A human and Christian response to the migration crisis
The Pope also spoke about the current migration crisis.
“The migration drama in Europe today is extremely serious, extremely serious. And it cannot be solved by a mutual aid society, no. Here there is a humanistic and Christian question. Here there is a humanistic issue and a political decision, there are decisions that are human and Christian.”
“I ask you,” the Pope told the rectors, “out of respect for suffering humanity, to address this issue in your universities, but with the human density that it has. “So in summary I say this to you: migrants must be welcomed, accompanied, promoted and integrated. If we fail to integrate the migrant, we fail,” he added.
“I want to say all this about migrants because the problem of migrants is very close to my heart,” the Pope said again. He went on to say that “it is criminal what is being done today, here in Europe, sending them back, it is criminal. And I don’t want to use euphemisms, I tell it like it is.”
The three human languages: head, heart and hands
After reviewing all these situations, the Pope reminded that the task of universities should not be only to “teach things.” “You must train boys and girls in the three human languages, that of the head, that of the heart and that of the hands.

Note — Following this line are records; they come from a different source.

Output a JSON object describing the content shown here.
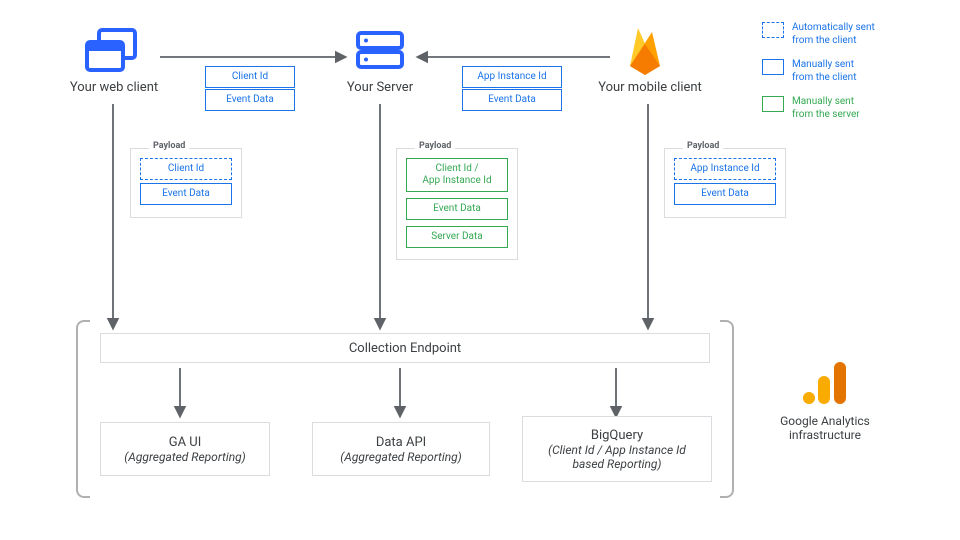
{
  "nodes": {
    "web": {
      "label": "Your web client"
    },
    "server": {
      "label": "Your Server"
    },
    "mobile": {
      "label": "Your mobile client"
    }
  },
  "top_flows": {
    "web_to_server": {
      "items": [
        "Client Id",
        "Event Data"
      ]
    },
    "mobile_to_server": {
      "items": [
        "App Instance Id",
        "Event Data"
      ]
    }
  },
  "payloads": {
    "web": {
      "title": "Payload",
      "items": [
        {
          "text": "Client Id",
          "style": "blue-dashed"
        },
        {
          "text": "Event Data",
          "style": "blue-solid"
        }
      ]
    },
    "server": {
      "title": "Payload",
      "items": [
        {
          "text": "Client Id /\nApp Instance Id",
          "style": "green-solid"
        },
        {
          "text": "Event Data",
          "style": "green-solid"
        },
        {
          "text": "Server Data",
          "style": "green-solid"
        }
      ]
    },
    "mobile": {
      "title": "Payload",
      "items": [
        {
          "text": "App Instance Id",
          "style": "blue-dashed"
        },
        {
          "text": "Event Data",
          "style": "blue-solid"
        }
      ]
    }
  },
  "collection": {
    "label": "Collection Endpoint"
  },
  "outputs": {
    "ga_ui": {
      "title": "GA UI",
      "sub": "(Aggregated Reporting)"
    },
    "dataapi": {
      "title": "Data API",
      "sub": "(Aggregated Reporting)"
    },
    "bq": {
      "title": "BigQuery",
      "sub": "(Client Id / App Instance Id\nbased Reporting)"
    }
  },
  "ga_infra": {
    "label": "Google Analytics\ninfrastructure"
  },
  "legend": {
    "auto": "Automatically sent\nfrom the client",
    "man_b": "Manually sent\nfrom the client",
    "man_g": "Manually sent\nfrom the server"
  }
}
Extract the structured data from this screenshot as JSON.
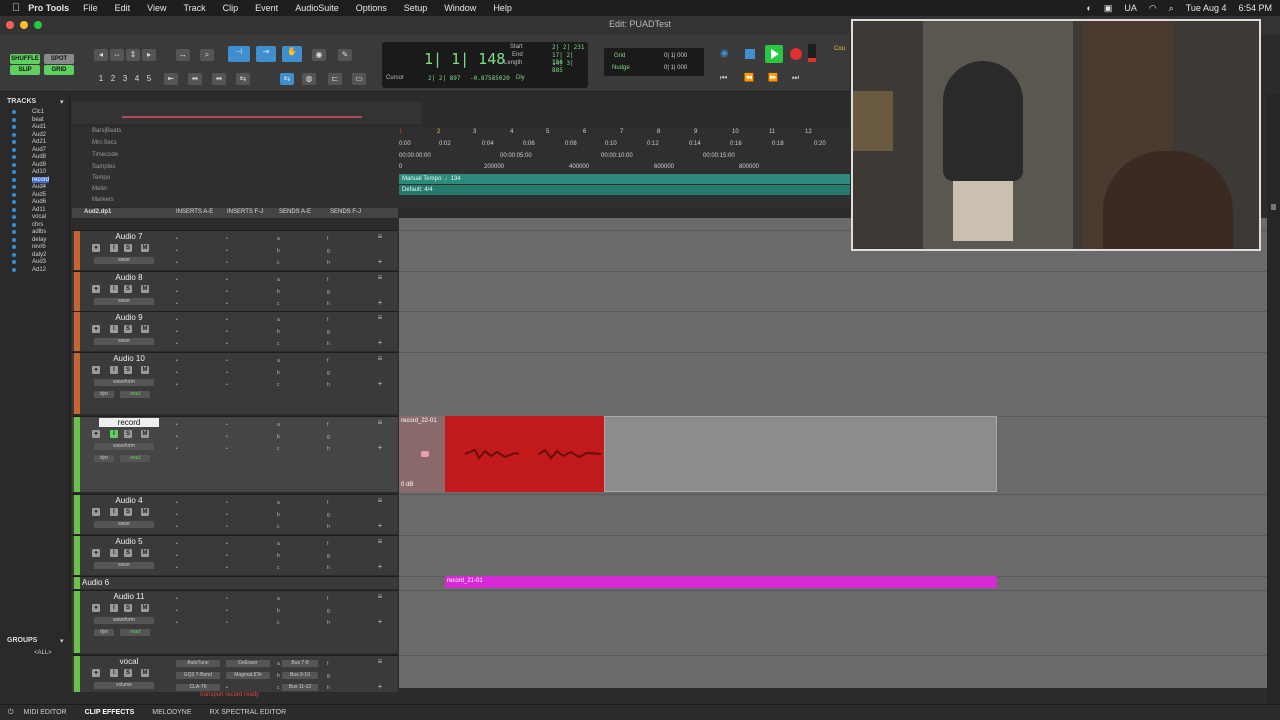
{
  "menubar": {
    "app": "Pro Tools",
    "items": [
      "File",
      "Edit",
      "View",
      "Track",
      "Clip",
      "Event",
      "AudioSuite",
      "Options",
      "Setup",
      "Window",
      "Help"
    ],
    "right": [
      "UA",
      "Tue Aug 4",
      "6:54 PM"
    ]
  },
  "window": {
    "title": "Edit: PUADTest"
  },
  "toolbar": {
    "modes": [
      "SHUFFLE",
      "SPOT",
      "SLIP",
      "GRID"
    ],
    "zoom_presets": [
      "1",
      "2",
      "3",
      "4",
      "5"
    ],
    "counter_main": "1| 1| 148",
    "start_label": "Start",
    "end_label": "End",
    "length_label": "Length",
    "start_val": "2| 2| 231",
    "end_val": "17| 2| 156",
    "length_val": "14| 3| 885",
    "cursor_label": "Cursor",
    "cursor_val": "2| 2| 897",
    "cursor_extra": "-0.87585020",
    "dly_label": "Dly",
    "grid_label": "Grid",
    "nudge_label": "Nudge",
    "grid_val": "0| 1| 000",
    "nudge_val": "0| 1| 000",
    "count_label": "Cou"
  },
  "tracks_panel": {
    "title": "TRACKS",
    "items": [
      "Clc1",
      "beat",
      "Aud1",
      "Aud2",
      "Ad21",
      "Aud7",
      "Aud8",
      "Aud9",
      "Ad10",
      "record",
      "Aud4",
      "Aud5",
      "Aud6",
      "Ad11",
      "vocal",
      "chrs",
      "adlbs",
      "delay",
      "revrb",
      "daly2",
      "Aud3",
      "Ad12"
    ],
    "groups_title": "GROUPS",
    "groups_all": "<ALL>"
  },
  "rulers": {
    "labels": [
      "Bars|Beats",
      "Min:Secs",
      "Timecode",
      "Samples",
      "Tempo",
      "Meter",
      "Markers"
    ],
    "bars": [
      "1",
      "2",
      "3",
      "4",
      "5",
      "6",
      "7",
      "8",
      "9",
      "10",
      "11",
      "12"
    ],
    "minsecs": [
      "0:00",
      "0:02",
      "0:04",
      "0:06",
      "0:08",
      "0:10",
      "0:12",
      "0:14",
      "0:16",
      "0:18",
      "0:20"
    ],
    "timecode": [
      "00:00:00:00",
      "00:00:05:00",
      "00:00:10:00",
      "00:00:15:00"
    ],
    "samples": [
      "0",
      "200000",
      "400000",
      "600000",
      "800000"
    ],
    "tempo_text": "Manual Tempo: ♩134",
    "meter_text": "Default: 4/4"
  },
  "mix_header": {
    "first_track": "Aud2.dp1",
    "columns": [
      "INSERTS A-E",
      "INSERTS F-J",
      "SENDS A-E",
      "SENDS F-J"
    ]
  },
  "tracks": [
    {
      "name": "Audio 7",
      "mode": "wave",
      "color": "#c8652e"
    },
    {
      "name": "Audio 8",
      "mode": "wave",
      "color": "#c8652e"
    },
    {
      "name": "Audio 9",
      "mode": "wave",
      "color": "#c8652e"
    },
    {
      "name": "Audio 10",
      "mode": "waveform",
      "mode2": "dyn",
      "mode3": "read",
      "color": "#c8652e"
    },
    {
      "name": "record",
      "mode": "waveform",
      "mode2": "dyn",
      "mode3": "read",
      "color": "#6bc24a"
    },
    {
      "name": "Audio 4",
      "mode": "wave",
      "color": "#6bc24a"
    },
    {
      "name": "Audio 5",
      "mode": "wave",
      "color": "#6bc24a"
    },
    {
      "name": "Audio 6",
      "color": "#6bc24a"
    },
    {
      "name": "Audio 11",
      "mode": "waveform",
      "mode2": "dyn",
      "mode3": "read",
      "color": "#6bc24a"
    },
    {
      "name": "vocal",
      "mode": "volume",
      "color": "#6bc24a"
    }
  ],
  "vocal_inserts": [
    "AutoTune",
    "EQ3 7-Band",
    "CLA-76"
  ],
  "vocal_inserts2": [
    "DeEsser",
    "MagmaLIITe"
  ],
  "vocal_sends": [
    "Bus 7-8",
    "Bus 9-10",
    "Bus 11-12"
  ],
  "clips": {
    "record": "record_22-01",
    "record_gain": "0 dB",
    "audio6": "record_21-01"
  },
  "status_text": "transport record ready",
  "bottom_tabs": [
    "MIDI EDITOR",
    "CLIP EFFECTS",
    "MELODYNE",
    "RX SPECTRAL EDITOR"
  ],
  "colors": {
    "orange": "#c8652e",
    "green": "#6bc24a",
    "record_clip": "#c21a1a",
    "audio6_clip": "#d62ad6",
    "tempo": "#2e8b7c"
  }
}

“So that they learn to think what they feel and what they do, to feel what they do and what they think, and to do what they feel and what they think.” Finally, he thanked those present and summed up his words by calling on universities to be: “creative in the face of reality and challenges, educators and not just dispensers of information.”